» **EXERCISE DIRECTIONS**
Go through the entries below and collect each line with the string "Kontroller" in it.

» **INFORMATION PROVIDED**

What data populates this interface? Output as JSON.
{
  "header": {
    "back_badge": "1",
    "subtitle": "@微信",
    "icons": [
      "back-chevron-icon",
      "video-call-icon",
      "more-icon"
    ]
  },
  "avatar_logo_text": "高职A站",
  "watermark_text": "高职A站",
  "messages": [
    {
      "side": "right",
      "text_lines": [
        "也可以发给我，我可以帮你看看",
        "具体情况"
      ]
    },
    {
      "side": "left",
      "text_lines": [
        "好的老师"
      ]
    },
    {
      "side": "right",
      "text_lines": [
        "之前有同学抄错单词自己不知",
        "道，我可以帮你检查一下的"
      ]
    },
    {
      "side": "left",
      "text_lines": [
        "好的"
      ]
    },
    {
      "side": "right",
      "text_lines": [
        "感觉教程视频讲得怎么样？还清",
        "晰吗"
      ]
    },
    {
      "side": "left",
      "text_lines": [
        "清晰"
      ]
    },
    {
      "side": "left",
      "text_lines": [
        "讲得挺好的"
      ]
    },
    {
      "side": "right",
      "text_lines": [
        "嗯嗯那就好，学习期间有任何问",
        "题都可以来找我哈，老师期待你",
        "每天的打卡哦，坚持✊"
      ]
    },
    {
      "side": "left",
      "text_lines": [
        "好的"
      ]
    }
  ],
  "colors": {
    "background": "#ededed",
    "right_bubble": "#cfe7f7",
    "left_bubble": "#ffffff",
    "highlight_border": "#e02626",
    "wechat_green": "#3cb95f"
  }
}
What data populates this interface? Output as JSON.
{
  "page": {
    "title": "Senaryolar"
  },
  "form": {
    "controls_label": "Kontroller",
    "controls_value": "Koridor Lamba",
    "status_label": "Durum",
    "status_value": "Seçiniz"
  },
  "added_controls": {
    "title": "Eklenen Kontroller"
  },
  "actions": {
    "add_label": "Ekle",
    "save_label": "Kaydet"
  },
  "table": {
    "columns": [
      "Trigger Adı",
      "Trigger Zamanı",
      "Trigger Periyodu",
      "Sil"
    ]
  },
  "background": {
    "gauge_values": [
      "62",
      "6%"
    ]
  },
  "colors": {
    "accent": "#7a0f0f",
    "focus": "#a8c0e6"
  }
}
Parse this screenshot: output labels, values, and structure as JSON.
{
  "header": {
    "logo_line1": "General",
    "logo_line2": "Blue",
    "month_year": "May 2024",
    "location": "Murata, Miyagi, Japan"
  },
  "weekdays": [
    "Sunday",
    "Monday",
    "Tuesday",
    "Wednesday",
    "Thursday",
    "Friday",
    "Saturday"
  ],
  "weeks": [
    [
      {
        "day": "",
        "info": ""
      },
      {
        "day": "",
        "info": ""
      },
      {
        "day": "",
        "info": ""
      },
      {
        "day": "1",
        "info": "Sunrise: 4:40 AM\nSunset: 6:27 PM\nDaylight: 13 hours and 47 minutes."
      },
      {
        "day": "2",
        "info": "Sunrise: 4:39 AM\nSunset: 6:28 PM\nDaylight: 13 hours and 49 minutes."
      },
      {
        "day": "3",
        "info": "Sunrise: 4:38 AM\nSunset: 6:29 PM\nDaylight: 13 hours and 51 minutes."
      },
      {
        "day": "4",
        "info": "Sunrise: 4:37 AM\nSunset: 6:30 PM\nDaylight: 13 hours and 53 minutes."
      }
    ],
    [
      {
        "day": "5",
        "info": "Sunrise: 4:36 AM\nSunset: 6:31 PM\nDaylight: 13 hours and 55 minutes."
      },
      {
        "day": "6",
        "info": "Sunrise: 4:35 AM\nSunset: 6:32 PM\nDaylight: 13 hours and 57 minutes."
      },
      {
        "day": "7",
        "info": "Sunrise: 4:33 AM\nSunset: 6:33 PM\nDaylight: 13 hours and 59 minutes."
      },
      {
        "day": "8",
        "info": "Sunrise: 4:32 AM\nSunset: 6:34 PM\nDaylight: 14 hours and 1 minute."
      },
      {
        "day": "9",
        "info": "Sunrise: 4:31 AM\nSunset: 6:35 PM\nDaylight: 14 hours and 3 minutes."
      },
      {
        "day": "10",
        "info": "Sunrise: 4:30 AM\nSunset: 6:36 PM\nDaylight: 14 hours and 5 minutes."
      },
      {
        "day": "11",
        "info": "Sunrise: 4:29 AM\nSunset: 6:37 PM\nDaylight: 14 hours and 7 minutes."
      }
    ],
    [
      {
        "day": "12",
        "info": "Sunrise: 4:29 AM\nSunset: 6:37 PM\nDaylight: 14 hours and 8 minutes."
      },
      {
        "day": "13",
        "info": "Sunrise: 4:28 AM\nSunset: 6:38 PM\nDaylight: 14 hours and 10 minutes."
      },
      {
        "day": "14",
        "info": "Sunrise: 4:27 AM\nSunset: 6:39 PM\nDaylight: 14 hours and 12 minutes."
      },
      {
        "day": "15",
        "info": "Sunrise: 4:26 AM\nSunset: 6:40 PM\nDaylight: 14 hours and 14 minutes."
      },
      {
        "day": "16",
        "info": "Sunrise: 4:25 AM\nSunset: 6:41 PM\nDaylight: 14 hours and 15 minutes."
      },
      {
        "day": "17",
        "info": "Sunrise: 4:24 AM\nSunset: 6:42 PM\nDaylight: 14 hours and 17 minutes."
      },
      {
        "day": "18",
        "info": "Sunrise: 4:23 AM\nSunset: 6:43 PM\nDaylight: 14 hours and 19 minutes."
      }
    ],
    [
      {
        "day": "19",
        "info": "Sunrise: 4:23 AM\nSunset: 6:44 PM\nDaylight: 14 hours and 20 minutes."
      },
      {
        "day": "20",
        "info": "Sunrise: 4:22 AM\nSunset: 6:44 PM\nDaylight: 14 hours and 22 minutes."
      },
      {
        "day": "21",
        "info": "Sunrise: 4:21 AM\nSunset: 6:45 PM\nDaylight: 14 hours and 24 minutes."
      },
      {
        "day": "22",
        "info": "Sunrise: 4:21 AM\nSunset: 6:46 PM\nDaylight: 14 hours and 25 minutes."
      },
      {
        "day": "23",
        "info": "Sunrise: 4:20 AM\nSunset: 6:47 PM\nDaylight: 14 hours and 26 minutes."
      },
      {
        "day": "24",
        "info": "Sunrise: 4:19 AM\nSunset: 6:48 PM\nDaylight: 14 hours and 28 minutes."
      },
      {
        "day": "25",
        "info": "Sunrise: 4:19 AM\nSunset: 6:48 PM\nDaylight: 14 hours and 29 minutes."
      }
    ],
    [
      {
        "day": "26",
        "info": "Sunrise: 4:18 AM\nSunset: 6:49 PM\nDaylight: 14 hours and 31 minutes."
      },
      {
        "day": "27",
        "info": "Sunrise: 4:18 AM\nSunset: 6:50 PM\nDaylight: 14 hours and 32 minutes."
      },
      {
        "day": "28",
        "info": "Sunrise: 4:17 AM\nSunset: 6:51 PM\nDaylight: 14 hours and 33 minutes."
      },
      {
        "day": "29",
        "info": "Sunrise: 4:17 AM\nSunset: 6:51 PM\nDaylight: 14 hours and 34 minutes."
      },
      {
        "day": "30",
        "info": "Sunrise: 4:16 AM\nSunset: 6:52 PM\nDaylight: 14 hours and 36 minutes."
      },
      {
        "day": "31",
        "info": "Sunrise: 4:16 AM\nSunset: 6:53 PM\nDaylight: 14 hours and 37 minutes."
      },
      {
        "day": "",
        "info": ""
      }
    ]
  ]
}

» **SOLUTION TO THIS PROBLEM**
    "controls_label": "Kontroller",
    "title": "Eklenen Kontroller"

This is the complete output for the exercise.